Content starts

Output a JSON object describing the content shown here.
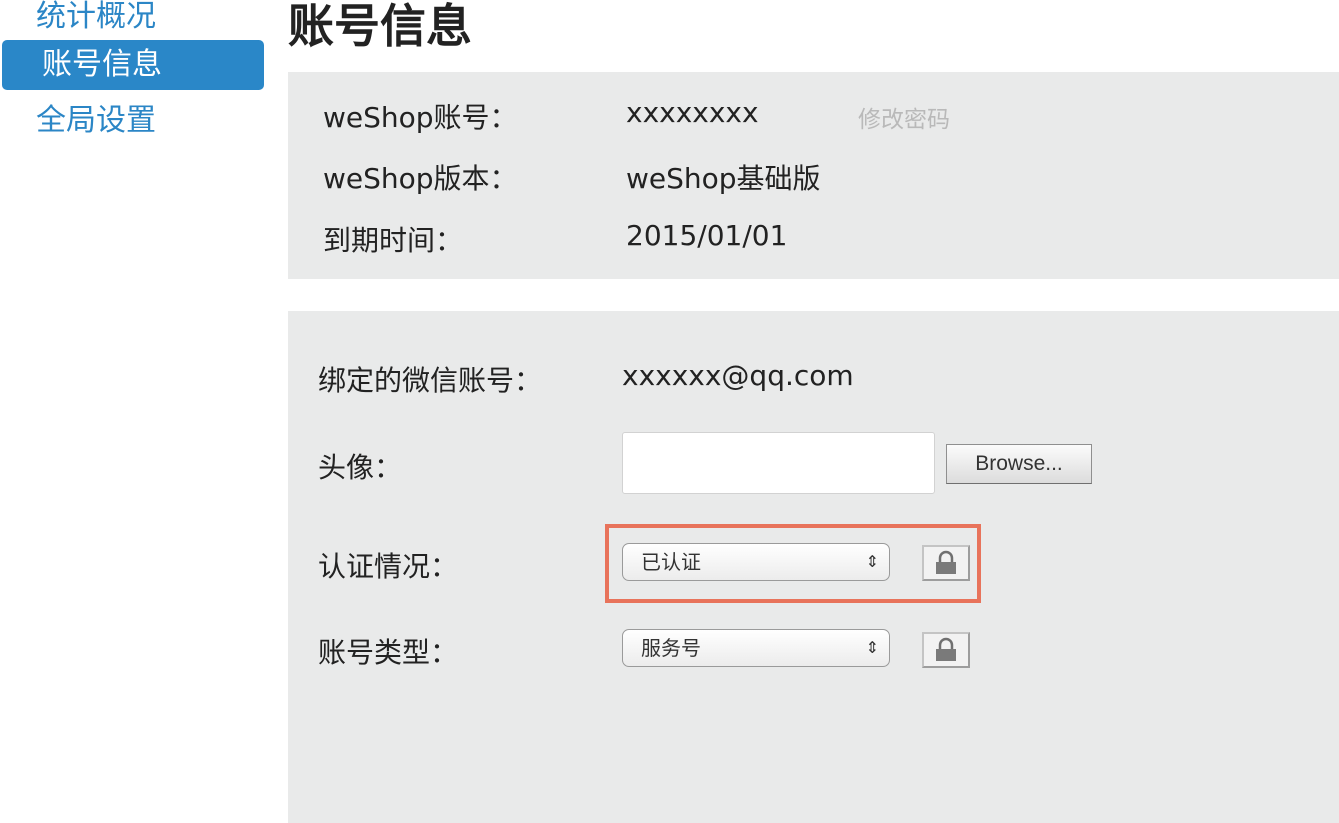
{
  "sidebar": {
    "items": [
      {
        "label": "统计概况"
      },
      {
        "label": "账号信息"
      },
      {
        "label": "全局设置"
      }
    ]
  },
  "page_title": "账号信息",
  "account_panel": {
    "account_label": "weShop账号：",
    "account_value": "xxxxxxxx",
    "change_password": "修改密码",
    "version_label": "weShop版本：",
    "version_value": "weShop基础版",
    "expire_label": "到期时间：",
    "expire_value": "2015/01/01"
  },
  "binding_panel": {
    "wechat_label": "绑定的微信账号：",
    "wechat_value": "xxxxxx@qq.com",
    "avatar_label": "头像：",
    "browse_label": "Browse...",
    "auth_label": "认证情况：",
    "auth_value": "已认证",
    "type_label": "账号类型：",
    "type_value": "服务号"
  },
  "colors": {
    "accent": "#2a87c8",
    "panel_bg": "#e9eaea",
    "highlight": "#e8735b"
  }
}
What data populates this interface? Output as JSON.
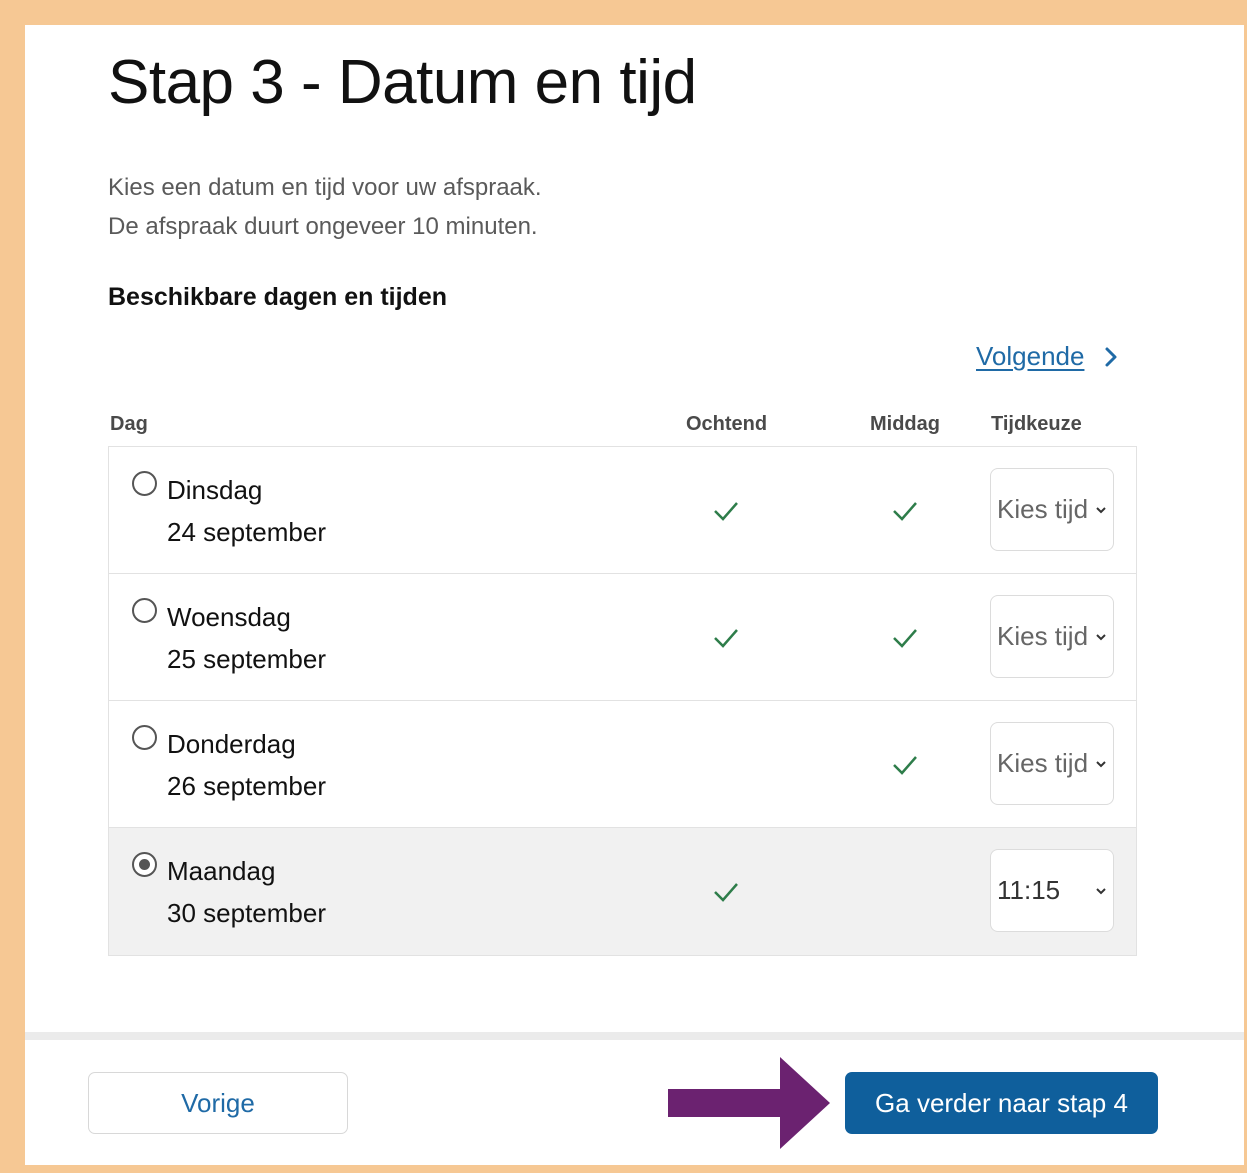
{
  "page": {
    "title": "Stap 3 - Datum en tijd",
    "intro_line1": "Kies een datum en tijd voor uw afspraak.",
    "intro_line2": "De afspraak duurt ongeveer 10 minuten.",
    "section_title": "Beschikbare dagen en tijden",
    "next_link": "Volgende"
  },
  "table": {
    "headers": {
      "day": "Dag",
      "morning": "Ochtend",
      "afternoon": "Middag",
      "time_choice": "Tijdkeuze"
    },
    "rows": [
      {
        "day": "Dinsdag",
        "date": "24 september",
        "morning": true,
        "afternoon": true,
        "time": "Kies tijd",
        "selected": false
      },
      {
        "day": "Woensdag",
        "date": "25 september",
        "morning": true,
        "afternoon": true,
        "time": "Kies tijd",
        "selected": false
      },
      {
        "day": "Donderdag",
        "date": "26 september",
        "morning": false,
        "afternoon": true,
        "time": "Kies tijd",
        "selected": false
      },
      {
        "day": "Maandag",
        "date": "30 september",
        "morning": true,
        "afternoon": false,
        "time": "11:15",
        "selected": true
      }
    ]
  },
  "footer": {
    "prev_label": "Vorige",
    "next_label": "Ga verder naar stap 4"
  },
  "colors": {
    "frame": "#f6c894",
    "link": "#1f6aa6",
    "primary_button": "#0f5f9c",
    "check": "#2e7d4a",
    "arrow": "#6b2270"
  },
  "icons": {
    "next_link_icon": "chevron-right-icon",
    "available_icon": "checkmark-icon",
    "select_icon": "chevron-down-icon",
    "callout": "arrow-right-icon"
  }
}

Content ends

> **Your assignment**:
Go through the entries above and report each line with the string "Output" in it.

> **Expected answer**:
Output a JSON object describing the content shown here.
What data populates this interface? Output as JSON.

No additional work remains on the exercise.